When you sit on a soft surface (such as your couch), the lumbar spine tends to curve forward, into a position called flexion. This puts pressure at the front of the discs, pushing the annulus towards the back of the spine, where the nerves are. With enough repetition, this can cause irritation inside the disc, which causes low back and/or leg pain, depending on the location of the inflammation. Just check out my video showing this positioning problem below.
As I evaluate low back pain and sciatica patients, I try to watch for aggravating positions such as watching TV on the couch. For someone with back pain, watching their nightly show can be enough to “pick at the scab” of their disc and cause increased symptoms.

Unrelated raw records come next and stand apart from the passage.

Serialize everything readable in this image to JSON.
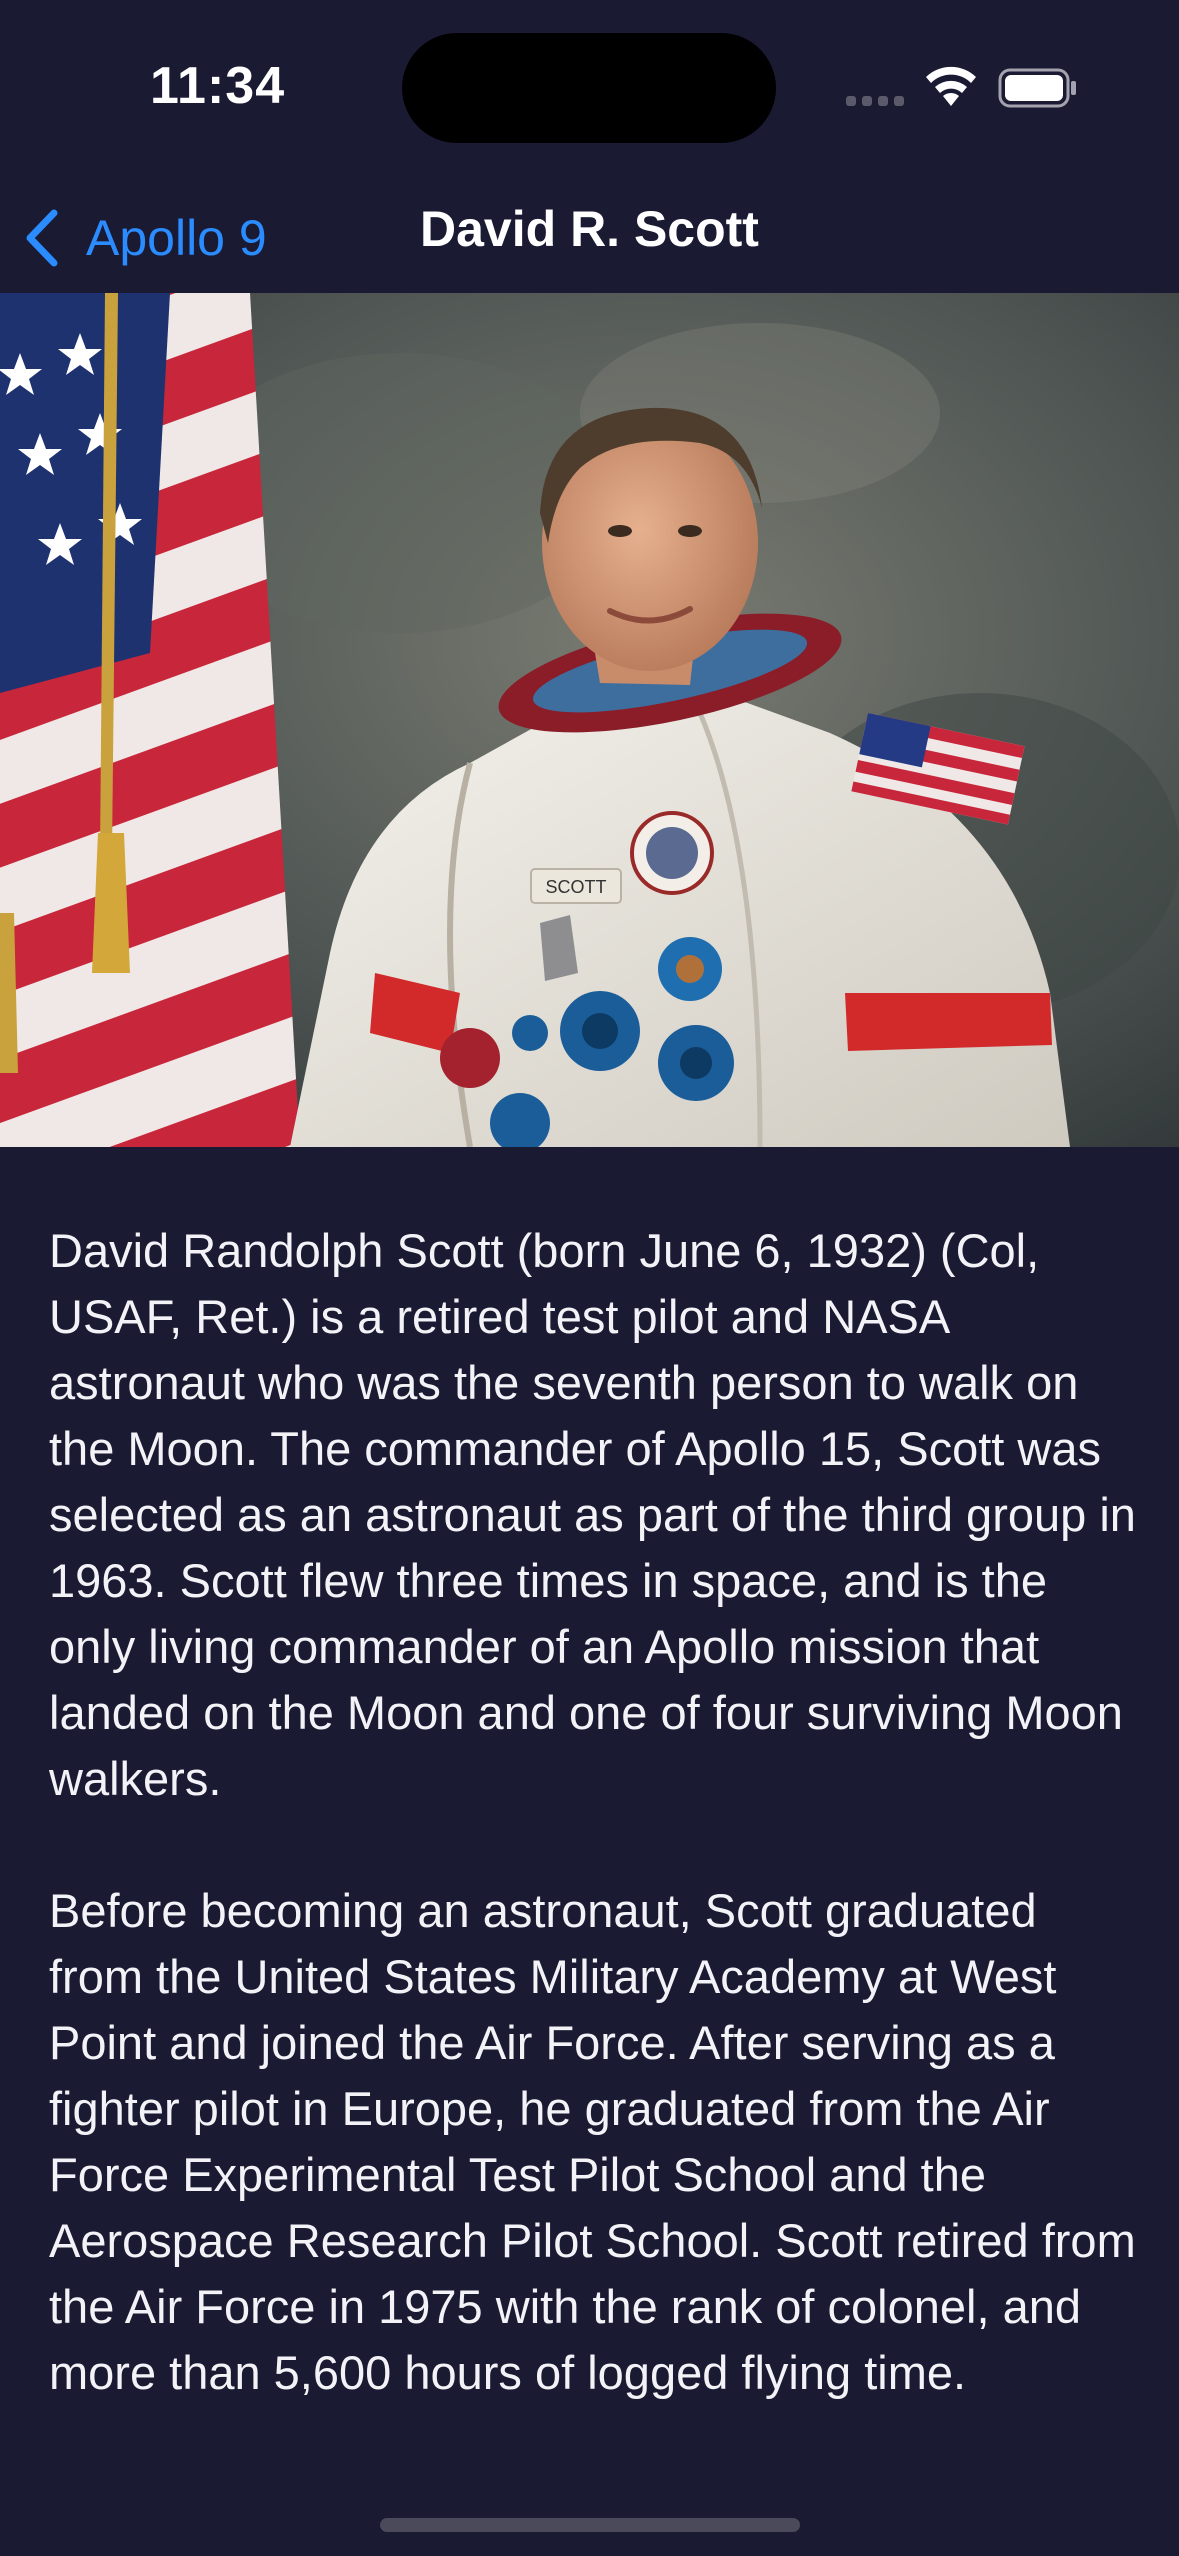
{
  "status_bar": {
    "time": "11:34"
  },
  "nav": {
    "back_label": "Apollo 9",
    "title": "David R. Scott"
  },
  "portrait": {
    "badge_text": "SCOTT"
  },
  "bio": {
    "paragraphs": [
      "David Randolph Scott (born June 6, 1932) (Col, USAF, Ret.) is a retired test pilot and NASA astronaut who was the seventh person to walk on the Moon. The commander of Apollo 15, Scott was selected as an astronaut as part of the third group in 1963. Scott flew three times in space, and is the only living commander of an Apollo mission that landed on the Moon and one of four surviving Moon walkers.",
      "Before becoming an astronaut, Scott graduated from the United States Military Academy at West Point and joined the Air Force. After serving as a fighter pilot in Europe, he graduated from the Air Force Experimental Test Pilot School and the Aerospace Research Pilot School. Scott retired from the Air Force in 1975 with the rank of colonel, and more than 5,600 hours of logged flying time."
    ]
  },
  "colors": {
    "background": "#1a1a33",
    "accent": "#2b8cff",
    "text": "#f2f2f7"
  },
  "icons": {
    "back": "chevron-left-icon",
    "wifi": "wifi-icon",
    "battery": "battery-icon",
    "signal": "cellular-signal-icon"
  }
}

Until they have stabilized and can show me that they are no longer sensitive to flexion or slouchy positions, I encourage patients with low back pain or sciatica to avoid couches without a lumbar support roll like the plague. After completing a full strengthening program, they can return to sitting on the couch, but several hour Netflix marathons are probably never a good idea. The body craves movement!
P.S. I use a McKenzie lumbar support roll at my desk to reduce pressure on my back as I write blogs like this or complete patient charts. It was designed by a physical therapist and works very well. We have them in stock at our office in Light, Regular and Firm densities. On your next visit (or just stop by), ask if they would help you and pick one up. They are $20 plus tax.
Latest posts by Erin E. Ducat DC, CSCS, CCSP, DACRB, FACO (see all)
- Silly Stretches That Don’t Work:The Butterfly Stretch - November 7, 2017
- Do I breathe the “right” way? - November 7, 2017
- Why is the core so important? - November 7, 2017